Workers trapped in the gig economy
Chances of moving to ‘regular’ employment is slim for those who do it full-time, says study.
Working when you want and being your own boss may seem like a dream for many people, but an academic study reveals that those who do it full-time often get stuck in a trap, and their chance of moving to “regular” employment is slim.
A University of Auckland study, which analysed data from 10,000 French people, from finishing education in 1998, through employment up to 2008, found those who started out in “gig economy” jobs had a low chance of later switching to a nine-to-five-style job.
The gig economy is often defined as being made up of workers who participate in a range of jobs with multiple employers at the same time, or do short spells of contract work, moving from company to company.
Working that way is longestablished in areas such as writing and design, but it has moved into other professions as well, such as software development, sales and marketing, administration roles, and even the law.
Uber drivers, Airbnb hosts, and more recently, Lime scooter “juicers”, are examples of the trend.
The university researchers found young people who started out doing gig jobs were highly likely to be doing them long term.
The difference was dramatic between people with high and low levels of education. Highly educated people who had a regular job at one time were nearly eight times more likely to have another regular job in the future.
Those with low levels of education and who had non-standard employment were nearly three times more likely to have nonstandard employment in the future, compared to those who had a standard job.

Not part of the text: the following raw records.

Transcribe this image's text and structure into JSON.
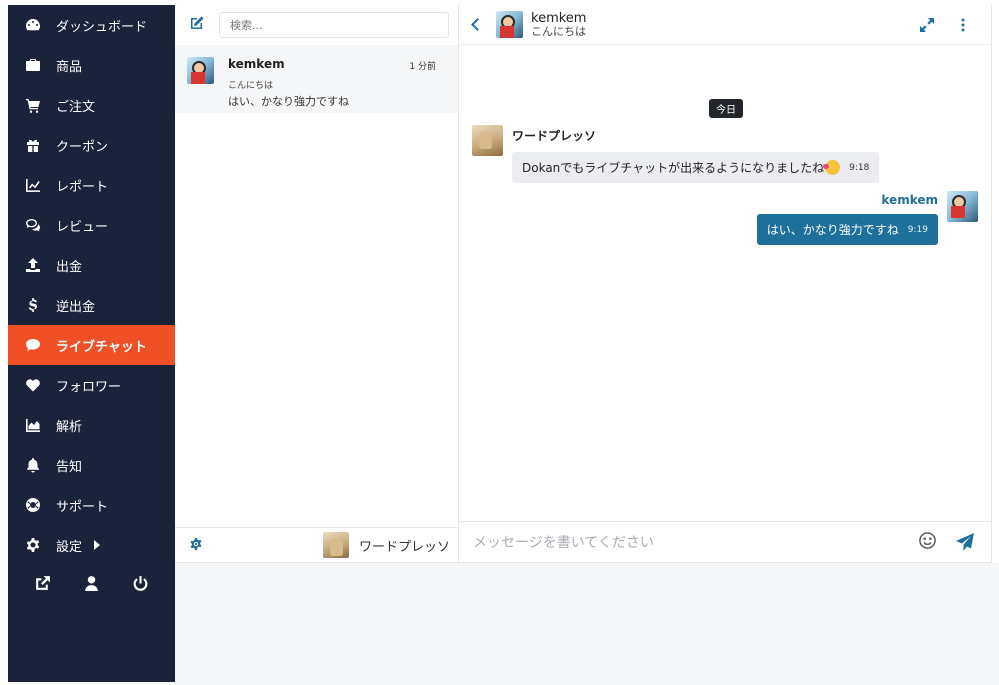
{
  "sidebar": {
    "items": [
      {
        "label": "ダッシュボード",
        "icon": "dashboard-icon"
      },
      {
        "label": "商品",
        "icon": "briefcase-icon"
      },
      {
        "label": "ご注文",
        "icon": "cart-icon"
      },
      {
        "label": "クーポン",
        "icon": "gift-icon"
      },
      {
        "label": "レポート",
        "icon": "chart-line-icon"
      },
      {
        "label": "レビュー",
        "icon": "comments-icon"
      },
      {
        "label": "出金",
        "icon": "upload-icon"
      },
      {
        "label": "逆出金",
        "icon": "dollar-icon"
      },
      {
        "label": "ライブチャット",
        "icon": "chat-bubble-icon",
        "active": true
      },
      {
        "label": "フォロワー",
        "icon": "heart-icon"
      },
      {
        "label": "解析",
        "icon": "area-chart-icon"
      },
      {
        "label": "告知",
        "icon": "bell-icon"
      },
      {
        "label": "サポート",
        "icon": "lifebuoy-icon"
      },
      {
        "label": "設定",
        "icon": "gear-icon"
      }
    ],
    "footer_icons": [
      "external-link-icon",
      "user-icon",
      "power-icon"
    ]
  },
  "conversations": {
    "search_placeholder": "検索...",
    "items": [
      {
        "name": "kemkem",
        "time": "1 分前",
        "subtitle": "こんにちは",
        "last_message": "はい、かなり強力ですね"
      }
    ],
    "current_user": "ワードプレッソ"
  },
  "chat": {
    "header": {
      "name": "kemkem",
      "status": "こんにちは"
    },
    "day_label": "今日",
    "messages": [
      {
        "sender": "ワードプレッソ",
        "text": "Dokanでもライブチャットが出来るようになりましたね",
        "time": "9:18",
        "direction": "incoming"
      },
      {
        "sender": "kemkem",
        "text": "はい、かなり強力ですね",
        "time": "9:19",
        "direction": "outgoing"
      }
    ],
    "composer_placeholder": "メッセージを書いてください"
  },
  "colors": {
    "sidebar_bg": "#1b233b",
    "active": "#f05025",
    "accent": "#1f6f9b"
  }
}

The findings come just days after a claim that gig economy workers were throwing their rights away, made by Andrew Barnes of Perpetual Guardian, whose company has been a pioneer of the four-day working week.
He told the NZ Herald employment legislation needed to be reviewed to ensure gig workers had the same rights as workers on permanent contracts.

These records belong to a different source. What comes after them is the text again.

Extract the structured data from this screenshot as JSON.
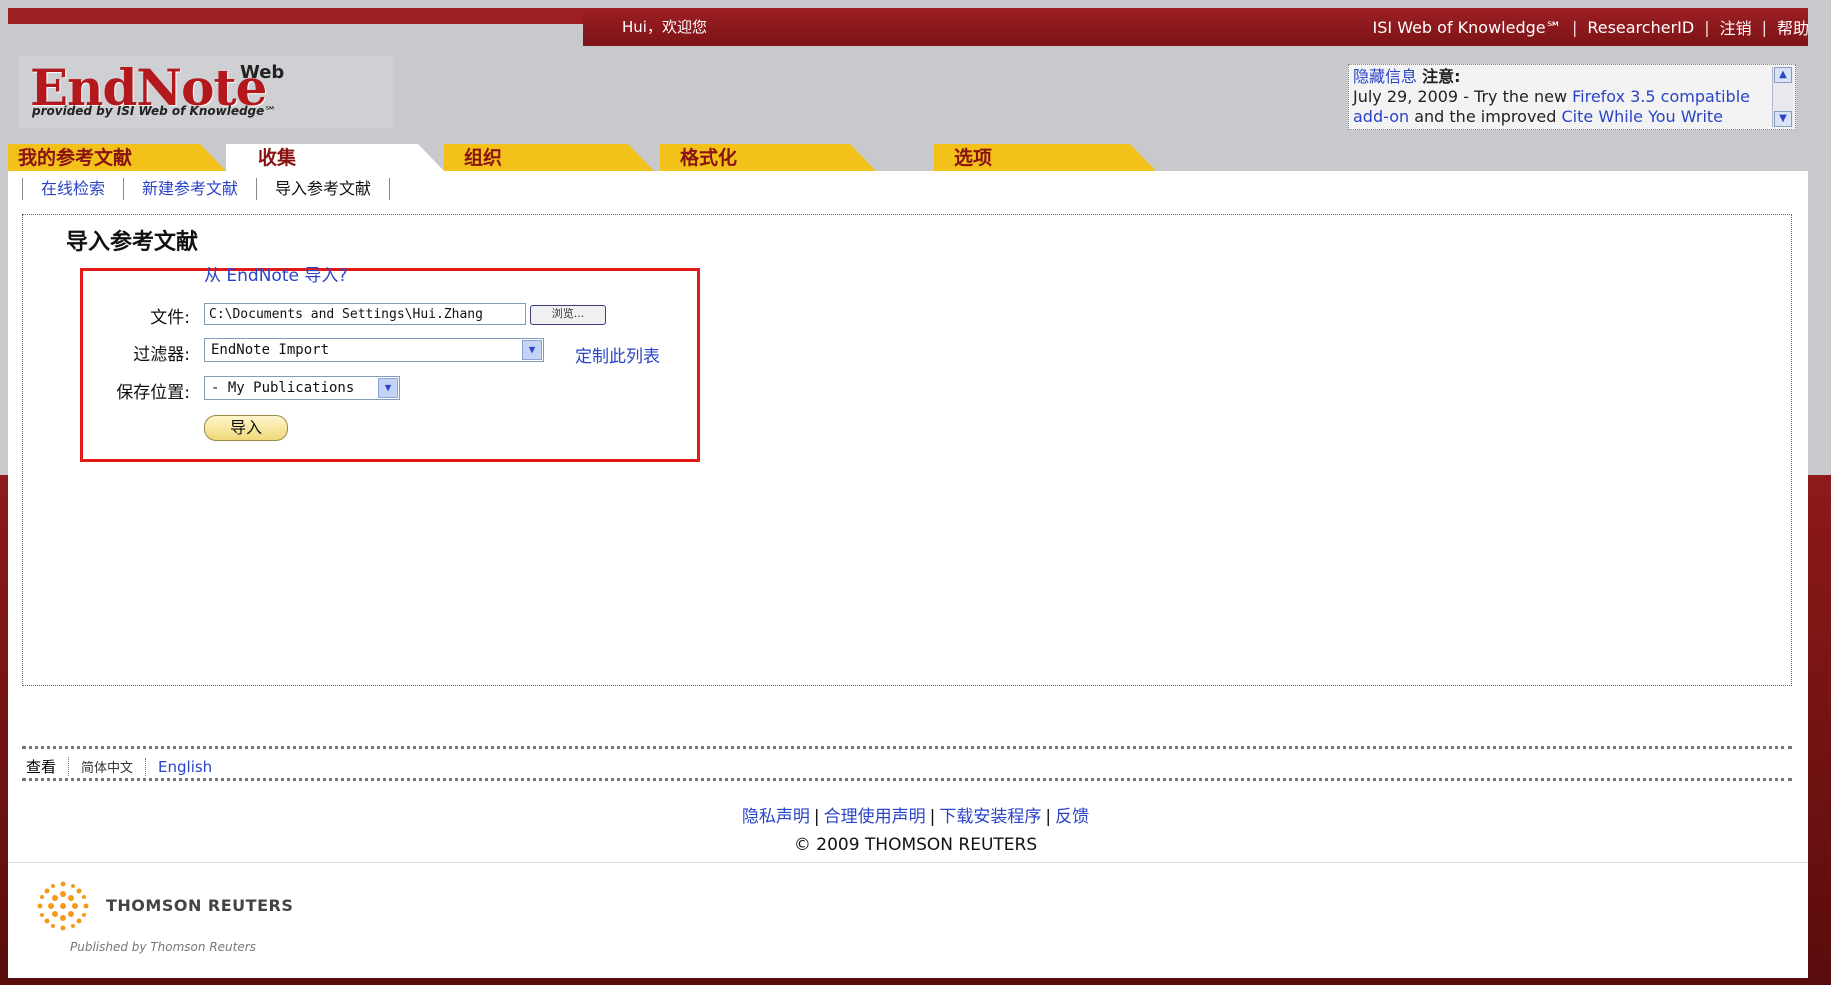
{
  "header": {
    "welcome": "Hui，欢迎您",
    "links": [
      "ISI Web of Knowledge℠",
      "ResearcherID",
      "注销",
      "帮助"
    ],
    "logo_main": "EndNote",
    "logo_web": "Web",
    "logo_sub": "provided by ISI Web of Knowledge℠"
  },
  "notice": {
    "hide": "隐藏信息",
    "title": "注意:",
    "line1_prefix": "July 29, 2009 - Try the new ",
    "line1_link": "Firefox 3.5 compatible",
    "line2_link": "add-on",
    "line2_mid": " and the improved ",
    "line2_link2": "Cite While You Write"
  },
  "tabs": [
    "我的参考文献",
    "收集",
    "组织",
    "格式化",
    "选项"
  ],
  "active_tab": "收集",
  "subnav": [
    "在线检索",
    "新建参考文献",
    "导入参考文献"
  ],
  "main": {
    "title": "导入参考文献",
    "from_endnote": "从 EndNote 导入?",
    "file_label": "文件:",
    "file_value": "C:\\Documents and Settings\\Hui.Zhang",
    "browse": "浏览...",
    "filter_label": "过滤器:",
    "filter_value": "EndNote Import",
    "customize": "定制此列表",
    "save_label": "保存位置:",
    "save_value": "- My Publications",
    "import_btn": "导入"
  },
  "footer": {
    "view": "查看",
    "lang1": "简体中文",
    "lang2": "English",
    "links": [
      "隐私声明",
      "合理使用声明",
      "下载安装程序",
      "反馈"
    ],
    "copyright": "© 2009 THOMSON REUTERS",
    "brand": "THOMSON REUTERS",
    "published": "Published by Thomson Reuters"
  }
}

“It’s time to bring employment law into the twenty-first century and ensure all employees, gig or salaried, have flexible working opportunities, but also the same protections and benefits. This stops arbitrage of hard-won, and necessary, protections,” Barnes said.
University of Auckland Business School professor Elizabeth George said the opportunities for gig workers decreased significantly once they switched from a regular job — and many were found to be trapped doing gig roles for a significant time.
“There are all sorts of hazards that could possibly explain the result that it is quite hard to switch . . . the idea that you can come in and leave in this wonderful world of choice may not be that way,” George said.
The researchers also found people in regular employment were more satisfied than gig workers.
They were also less likely to be hunting for a new job.
“Sure, a nine-to-five job in the office or factory can feel boring and stifling. But it can also give you security, financial stability, a sense of meaning and identity, a social network.
“If you dissect the multiple gigs, there will be one that is really their passion and the others are sort of just helping to cover expenses,” she said.
“This whole gig economy has been presented as this great option for freedom and opportunity but I think there is another side to it.”
HR Executive founder and director Angeline Long said young people wanted flexibility in their jobs, and gig workers did it to fit work into their lifestyle.
“The days of people wanting to sit in an office for eight hours are dwindling, unless they can get flexible working hours they are no longer prepared to do it — and they’ll take a pay cut to get a better [option],” Long said.
The days of people wanting to sit in an office for eight hours are dwindling, unless they can get flexible working hours they are no longer prepared to do it.
“They don’t not want permanent work . . . they want flexibility within permanent work.”
One Auckland Uber driver, who wished to remain anonymous, told the Herald he did the job to supplement his income.
A chef by profession, he ride shares his family car around his rostered shifts — he drives in the morning if he is rostered to work evenings, and in the evenings when he is rostered to work mornings — six days a week.
He said he had not considered leaving his job to drive for Uber full-time.
“For me it’s about earning extra money to get ahead [financially]. I don’t drive to necessarily be my own boss but it does I mean I can do it when I want.”
This whole gig economy has been presented as this great option for freedom and opportunity but I think there is another side to it.
Professor Elizabeth George